A new report from the Louisiana Department of Health examines health access disparities in Louisiana across demographic groups and insurance plans. Data from more than 8,500 households were compiled and assessed if their health insurance met their needs and allowed them to see the providers that they need,breaking down results by gender, race, health insurance plan and location. The report found that females have better insurance coverage than males; white Louisianans have better coverage than Black Louisianans and rural children are more likely to report less access and having coverage that does not meet their needs than those in urban areas.
A new law in Illinois aims to increase telehealth access across the state, reports the Intelligencer. The law builds upon ongoing efforts to ensure that all Illinoisans have uninterrupted telehealth access by permanently extending the payment parity requirement for mental health and substance use disorder services established by an Executive Order at the beginning of the COVID-19 pandemic. The bill also authorizes all other telehealth services to be covered through 2027.
The Salt Lake City Council and Mayor signed a joint resolution declaring racism a public health crisis, reports KSL.com. The resolution commits the city to be conscious of the policies and ordinances created to ensure that inequities are not furthered and that the damage from structural racism is addressed. Additionally, Salt Lake City officials will continue to work with the county health officials to review and report public health data to determine the next steps, current tasks, make the data available online to increase transparency and utilize staff from multiple agencies to address public health barriers.
A new law enacted in Maine establishes an independent, nonpartisan agency to attempt to control healthcare spending and improve access to quality care, reports the Associated Press.
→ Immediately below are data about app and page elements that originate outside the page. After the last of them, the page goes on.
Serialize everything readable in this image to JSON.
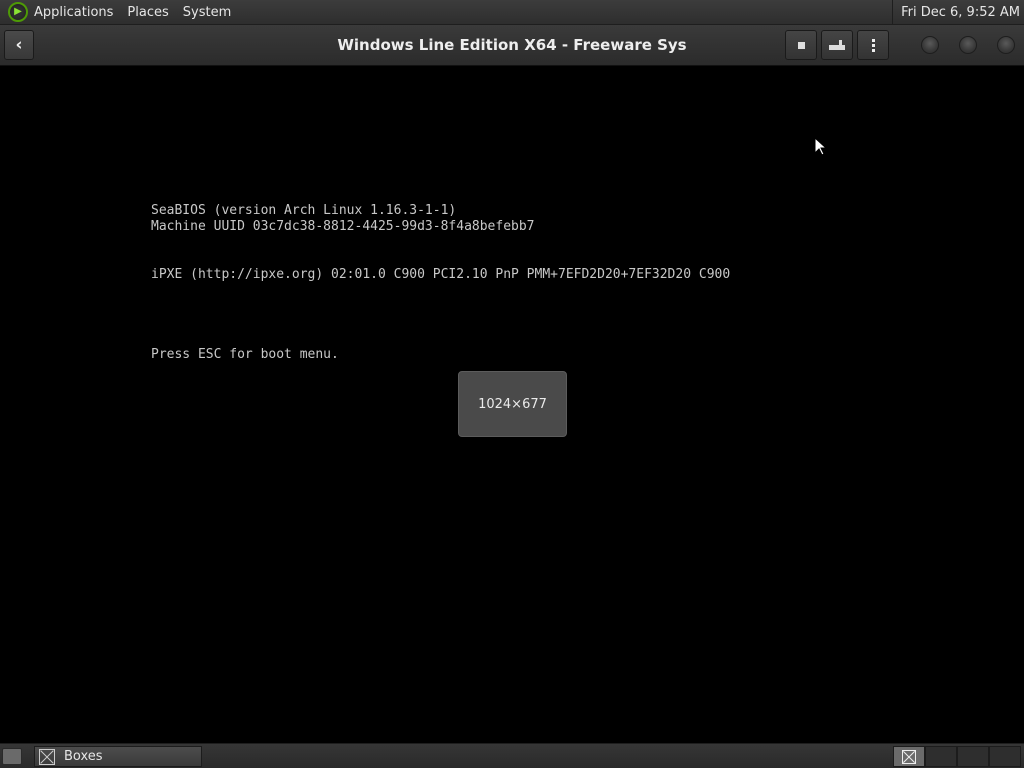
{
  "top_panel": {
    "menus": [
      "Applications",
      "Places",
      "System"
    ],
    "clock": "Fri Dec 6,  9:52 AM"
  },
  "header": {
    "title": "Windows Line Edition X64 - Freeware Sys",
    "back_icon": "back-arrow-icon",
    "buttons": [
      "stop-icon",
      "keyboard-icon",
      "menu-icon"
    ],
    "window_controls": [
      "minimize",
      "maximize",
      "close"
    ]
  },
  "vm_screen": {
    "lines": [
      "SeaBIOS (version Arch Linux 1.16.3-1-1)",
      "Machine UUID 03c7dc38-8812-4425-99d3-8f4a8befebb7",
      "iPXE (http://ipxe.org) 02:01.0 C900 PCI2.10 PnP PMM+7EFD2D20+7EF32D20 C900",
      "Press ESC for boot menu."
    ],
    "resolution_overlay": "1024×677"
  },
  "taskbar": {
    "task_label": "Boxes"
  }
}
The office will analyze health data and make evidence-based policy recommendations to state lawmakers.
The DC Health Benefit Exchange Authority (DCHBX) Executive Board voted to adopt recommendations from its Social Justice and Health Disparities Working Group, in an effort to stop racism in healthcare, according to DC Health Link. These recommendations are focused on three crucial areas in order to establish practices, structures and policies that can be implemented by health plans on the exchange to (1) expand access to providers and health systems for communities of color, (2) eliminate health outcome disparities for communities of color, and (3) ensure equitable treatment for patients of color in healthcare settings and in the delivery of healthcare services. The recommendations include: requiring cultural competency training for network providers; stratifying quality measures by race, ethnicity and primary language; and providing incentives for both primary care and specialist physicians to practice in underserved areas in DC.
Patients who initiated COVID-19 testing at a large safety-net health system in Minneapolis were disproportionately white and English-speaking, according to a study by the University of Minnesota School of Public Health. Patients who initiated testing through the emergency department, however, were disproportionately Black, Native American, non-English speaking and had one or more pre-existing conditions. In addition, the study found that testing initiated through telehealth and outpatient encounters was associated with lower rates of subsequent inpatient and intensive care unit care than testing initiated in more care-intensive settings, such as emergency departments. Researchers posit that the inequities point to structural root causes, including barriers to timely testing access, delays in care seeking, difficulty accessing telehealth services and higher rates of pre-existing conditions among patients who require higher levels of care. However, these inequities could also be partially explained by clinician and clinic variations in telehealth use.
Maine’s Governor signed LD 603 into law, which defines the practice of pharmacy as a provision of healthcare services and recognizes pharmacists as healthcare providers, according to the University of New England. Proponents of the law hope that it will provide more opportunities for pharmacists to provide healthcare services and expand greater access to care for patients, particularly in underserved rural communities.
The University of Minnesota’s Center for Antiracism Research for Health Equity got an additional $300,000 in state funding to create a model curriculum for antiracism and implicit bias training in hospitals and birthing centers statewide, reports Fox 9 KMSP. The funding comes from the recently passed Dignity in Pregnancy and Childbirth Act, which includes other provisions intended to address and better understand disparities in maternal and infant morbidity and mortality. The new law was based on research indicating that more than half of maternal deaths are preventable, and that racism and bias in the healthcare system create disproportionate barriers to high-quality care.
Healthcare advocates are celebrating legislative victories in the Maine Legislature, including a $35 cap on insulin costs and expanding Medicaid coverage for dental services to adults, reports The Press Herald. Additionally, the legislature passed bills that extend Medicaid coverage twelve months postpartum and sets the minimum wage for direct care workers, such as those who provide home-based healthcare services, to 125 percent of the minimum wage. However, Governor Mills vetoed bills aiming to reduce prescription drug costs that would have outlawed price gouging and required drug manufacturers to justify price increases.
Illinois’ inaugural round of Healthcare Transformation Collaboratives funding has allocated state funds to eight healthcare collaboratives, reports ABC 20. The goal of this influx of funding is to reorient healthcare in the state to reduce healthcare inequities, improve health outcomes, address social determinants of health and improve underserved communities’ access to quality healthcare. This program was set up following the passage of the Healthcare Transformation Collaboratives Public Act 101-650 in March 2021 that sought to develop these collaboratives to invest in underserved communities and increase access to community-based health services.